▸ **WHAT THE TASK ASKS**
Reproduce the full listing as it stands. Images do not belong in the copy.

▸ **SUPPLIED DATA**

···

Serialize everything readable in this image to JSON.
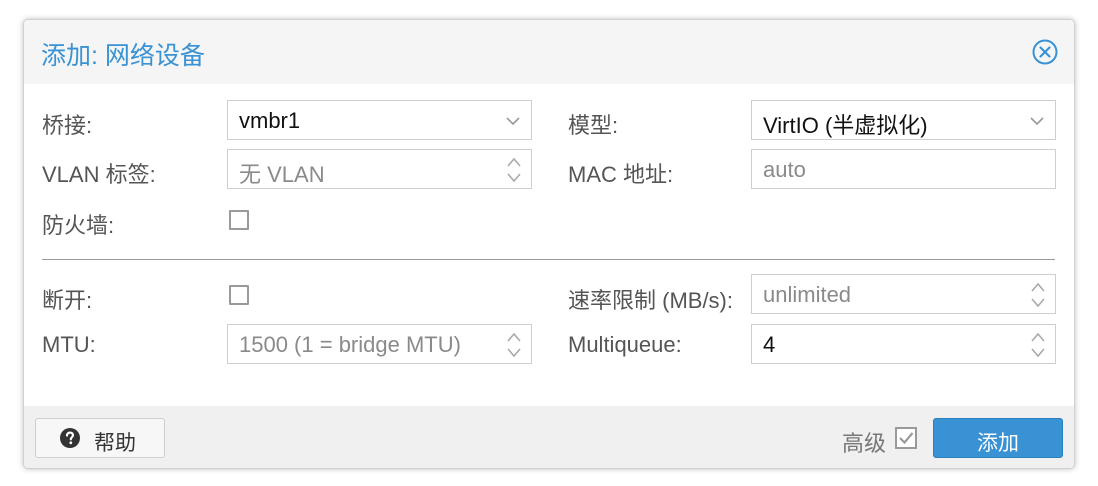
{
  "dialog": {
    "title": "添加: 网络设备",
    "close_icon": "close-circle-icon"
  },
  "form": {
    "bridge": {
      "label": "桥接:",
      "value": "vmbr1"
    },
    "model": {
      "label": "模型:",
      "value": "VirtIO (半虚拟化)"
    },
    "vlan_tag": {
      "label": "VLAN 标签:",
      "placeholder": "无 VLAN"
    },
    "mac_address": {
      "label": "MAC 地址:",
      "placeholder": "auto"
    },
    "firewall": {
      "label": "防火墙:",
      "checked": false
    },
    "disconnect": {
      "label": "断开:",
      "checked": false
    },
    "rate_limit": {
      "label": "速率限制 (MB/s):",
      "placeholder": "unlimited"
    },
    "mtu": {
      "label": "MTU:",
      "placeholder": "1500 (1 = bridge MTU)"
    },
    "multiqueue": {
      "label": "Multiqueue:",
      "value": "4"
    }
  },
  "footer": {
    "help_label": "帮助",
    "help_icon": "question-circle-icon",
    "advanced_label": "高级",
    "advanced_checked": true,
    "add_label": "添加"
  },
  "colors": {
    "accent": "#3892d4",
    "label": "#555555",
    "placeholder": "#8a8a8a"
  }
}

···

▸ **ANSWER SPACE**
Serialize everything readable in this image to JSON.
{
  "dialog": {
    "title": "添加: 网络设备",
    "close_icon": "close-circle-icon"
  },
  "form": {
    "bridge": {
      "label": "桥接:",
      "value": "vmbr1"
    },
    "model": {
      "label": "模型:",
      "value": "VirtIO (半虚拟化)"
    },
    "vlan_tag": {
      "label": "VLAN 标签:",
      "placeholder": "无 VLAN"
    },
    "mac_address": {
      "label": "MAC 地址:",
      "placeholder": "auto"
    },
    "firewall": {
      "label": "防火墙:",
      "checked": false
    },
    "disconnect": {
      "label": "断开:",
      "checked": false
    },
    "rate_limit": {
      "label": "速率限制 (MB/s):",
      "placeholder": "unlimited"
    },
    "mtu": {
      "label": "MTU:",
      "placeholder": "1500 (1 = bridge MTU)"
    },
    "multiqueue": {
      "label": "Multiqueue:",
      "value": "4"
    }
  },
  "footer": {
    "help_label": "帮助",
    "help_icon": "question-circle-icon",
    "advanced_label": "高级",
    "advanced_checked": true,
    "add_label": "添加"
  },
  "colors": {
    "accent": "#3892d4",
    "label": "#555555",
    "placeholder": "#8a8a8a"
  }
}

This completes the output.